The generally consistent relationship between age and Ra concentration observed for mussels amongst years and for each billabong (Figure 2) currently provides a robust baseline against which any future mine-related change in Ra concentrations can be detected.
In 2008, a longitudinal study of radium and uranium uptake in mussels from within Mudginberri Billabong was undertaken.
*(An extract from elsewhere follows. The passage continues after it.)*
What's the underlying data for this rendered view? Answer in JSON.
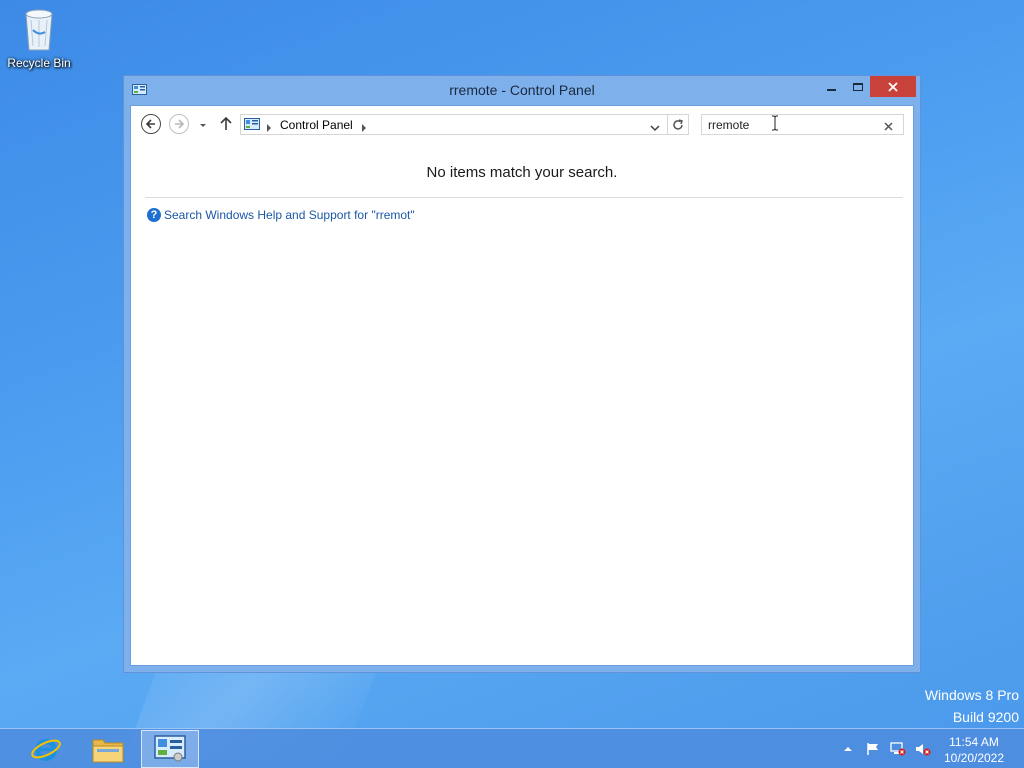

Results for this project are currently being analysed and are reported in the Supervising Scientist Annual Report 2008-09.
As discussed above bioaccumulation of metals and radionuclides in fish was discontinued after the 2007 dry season collection, and as such, no more recent results are reported here.
Time-series concentrations of uranium in the flesh of forktail catfish collected from Mudginberri and Sandy Billabongs are summarised, together with U concentrations measured in water and sediment, for 2000–2007 collections in figure 3. The concentrations of U in the flesh of forktail catfish are low (
Figure 3 Mean concentrations of uranium measured in the flesh of forktail catfish, sediment and water samples collected from Mudginberri and Sandy Billabongs was collected from 2000 to 2007.
Allison HE & Simpson RD 1989. Element concentrations in the freshwater mussel, Velesunio angasi, in the Alligator Rivers Region. Technical memorandum 25. Supervising Scientist for the Alligator Rivers Region, AGPS, Canberra.
ICRP 1991. 1990 Recommendations of the International Commission on Radiological Protection. ICRP Publication 60,Vienna.
ICRP 1996. Age-dependent doses to members of the public from the intake of radionuclides: part 5. Compilation of Ingestion and Inhalation dose coefficients. International Commission on Radiation Protection Publication 72, Pergamon Press, Oxford.
Ryan B, Martin P, Humphrey C, Pidgeon R, Bollhöfer A, Fox T & Medley P 2005. Radionuclides and metals in fish and freshwater mussels from Mudginberri and Sandy Billabongs, Alligator Rivers Region, 2000–2003. Internal Report 498, November, Supervising Scientist, Darwin. Unpublished paper.